--- SOURCE RECORDS ---

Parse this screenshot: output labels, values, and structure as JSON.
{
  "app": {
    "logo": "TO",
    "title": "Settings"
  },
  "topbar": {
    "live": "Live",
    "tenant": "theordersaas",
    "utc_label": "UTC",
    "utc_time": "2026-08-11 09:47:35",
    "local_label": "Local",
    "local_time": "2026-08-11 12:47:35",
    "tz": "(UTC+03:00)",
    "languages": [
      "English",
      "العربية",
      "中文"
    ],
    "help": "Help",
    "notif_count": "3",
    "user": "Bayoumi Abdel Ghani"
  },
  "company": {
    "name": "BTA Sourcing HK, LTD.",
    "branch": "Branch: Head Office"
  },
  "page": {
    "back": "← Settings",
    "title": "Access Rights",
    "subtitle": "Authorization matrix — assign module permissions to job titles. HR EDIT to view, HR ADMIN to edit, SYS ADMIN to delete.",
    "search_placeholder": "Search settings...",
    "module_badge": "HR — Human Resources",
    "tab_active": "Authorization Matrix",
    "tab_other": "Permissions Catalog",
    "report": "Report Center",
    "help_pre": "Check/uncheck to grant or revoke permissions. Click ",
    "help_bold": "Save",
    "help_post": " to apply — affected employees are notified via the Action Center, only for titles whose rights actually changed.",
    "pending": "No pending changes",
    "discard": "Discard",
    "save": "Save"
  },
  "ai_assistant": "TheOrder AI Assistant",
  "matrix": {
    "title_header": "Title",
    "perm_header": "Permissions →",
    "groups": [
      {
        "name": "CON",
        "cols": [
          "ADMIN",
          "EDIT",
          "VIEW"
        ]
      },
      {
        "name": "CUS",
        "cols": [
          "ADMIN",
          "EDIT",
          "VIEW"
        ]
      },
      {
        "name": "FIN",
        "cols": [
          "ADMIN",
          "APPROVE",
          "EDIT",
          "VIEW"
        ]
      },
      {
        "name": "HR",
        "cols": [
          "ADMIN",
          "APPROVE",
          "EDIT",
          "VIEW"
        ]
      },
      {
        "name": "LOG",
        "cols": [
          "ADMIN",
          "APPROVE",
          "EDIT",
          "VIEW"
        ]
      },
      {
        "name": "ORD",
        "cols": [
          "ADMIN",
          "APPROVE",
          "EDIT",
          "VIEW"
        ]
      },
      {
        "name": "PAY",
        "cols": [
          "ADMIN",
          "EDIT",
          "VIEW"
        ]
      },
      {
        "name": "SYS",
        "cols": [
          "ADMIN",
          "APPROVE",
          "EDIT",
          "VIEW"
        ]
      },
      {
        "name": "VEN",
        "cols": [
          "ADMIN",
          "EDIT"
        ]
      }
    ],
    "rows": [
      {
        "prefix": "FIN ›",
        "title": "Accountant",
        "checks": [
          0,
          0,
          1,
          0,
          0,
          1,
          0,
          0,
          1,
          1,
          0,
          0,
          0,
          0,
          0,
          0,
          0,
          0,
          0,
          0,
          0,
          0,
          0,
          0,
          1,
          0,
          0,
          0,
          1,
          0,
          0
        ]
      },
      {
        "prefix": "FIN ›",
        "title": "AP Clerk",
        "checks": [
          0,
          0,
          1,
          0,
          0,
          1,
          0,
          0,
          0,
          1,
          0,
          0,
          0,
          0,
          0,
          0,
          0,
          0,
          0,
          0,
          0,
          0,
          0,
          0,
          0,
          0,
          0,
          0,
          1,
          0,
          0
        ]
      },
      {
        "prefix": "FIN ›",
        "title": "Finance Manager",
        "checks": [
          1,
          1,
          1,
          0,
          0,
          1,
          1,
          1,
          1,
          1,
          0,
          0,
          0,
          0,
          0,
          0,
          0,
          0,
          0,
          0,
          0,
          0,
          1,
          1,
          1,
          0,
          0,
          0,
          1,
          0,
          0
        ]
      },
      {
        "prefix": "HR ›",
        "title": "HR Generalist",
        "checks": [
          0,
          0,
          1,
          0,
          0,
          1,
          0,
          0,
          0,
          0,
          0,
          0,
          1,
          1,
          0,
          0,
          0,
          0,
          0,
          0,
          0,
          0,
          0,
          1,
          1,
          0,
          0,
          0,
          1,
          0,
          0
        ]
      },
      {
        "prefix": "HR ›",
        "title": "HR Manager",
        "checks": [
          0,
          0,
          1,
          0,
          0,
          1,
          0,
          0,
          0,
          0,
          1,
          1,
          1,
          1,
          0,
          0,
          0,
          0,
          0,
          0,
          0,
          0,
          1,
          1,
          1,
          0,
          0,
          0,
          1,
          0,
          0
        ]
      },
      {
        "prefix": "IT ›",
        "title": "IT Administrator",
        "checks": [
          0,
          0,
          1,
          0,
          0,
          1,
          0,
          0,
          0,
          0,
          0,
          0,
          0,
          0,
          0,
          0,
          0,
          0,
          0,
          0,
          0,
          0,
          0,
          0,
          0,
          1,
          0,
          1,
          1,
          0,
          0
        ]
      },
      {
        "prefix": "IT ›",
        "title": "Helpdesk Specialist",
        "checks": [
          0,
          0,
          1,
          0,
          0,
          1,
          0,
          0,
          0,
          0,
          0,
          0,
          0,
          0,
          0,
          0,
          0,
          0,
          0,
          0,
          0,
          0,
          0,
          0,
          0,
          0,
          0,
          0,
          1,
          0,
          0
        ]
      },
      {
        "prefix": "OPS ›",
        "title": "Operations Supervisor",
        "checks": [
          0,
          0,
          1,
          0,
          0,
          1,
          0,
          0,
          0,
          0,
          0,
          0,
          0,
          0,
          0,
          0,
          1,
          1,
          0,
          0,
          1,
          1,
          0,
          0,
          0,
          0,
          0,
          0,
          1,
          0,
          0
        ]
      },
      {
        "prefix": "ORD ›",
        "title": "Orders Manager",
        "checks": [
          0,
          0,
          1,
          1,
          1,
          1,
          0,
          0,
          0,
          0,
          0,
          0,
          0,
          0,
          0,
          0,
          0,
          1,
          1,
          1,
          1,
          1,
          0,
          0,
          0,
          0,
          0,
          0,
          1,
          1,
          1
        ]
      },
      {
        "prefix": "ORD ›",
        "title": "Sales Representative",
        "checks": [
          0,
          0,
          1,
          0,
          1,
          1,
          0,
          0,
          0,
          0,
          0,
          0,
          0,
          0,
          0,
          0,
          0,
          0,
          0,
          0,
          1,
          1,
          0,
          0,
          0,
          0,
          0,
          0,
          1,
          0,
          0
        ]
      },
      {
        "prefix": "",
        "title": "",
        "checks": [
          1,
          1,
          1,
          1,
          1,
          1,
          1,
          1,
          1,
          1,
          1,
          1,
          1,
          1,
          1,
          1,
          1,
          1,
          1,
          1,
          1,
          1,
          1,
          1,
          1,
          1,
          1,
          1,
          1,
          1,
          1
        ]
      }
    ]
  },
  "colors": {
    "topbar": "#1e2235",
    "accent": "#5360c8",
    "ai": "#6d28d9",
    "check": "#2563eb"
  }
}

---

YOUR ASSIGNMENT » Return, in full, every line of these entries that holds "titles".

ANSWER BELOW »
    "subtitle": "Authorization matrix — assign module permissions to job titles. HR EDIT to view, HR ADMIN to edit, SYS ADMIN to delete.",
    "help_post": " to apply — affected employees are notified via the Action Center, only for titles whose rights actually changed.",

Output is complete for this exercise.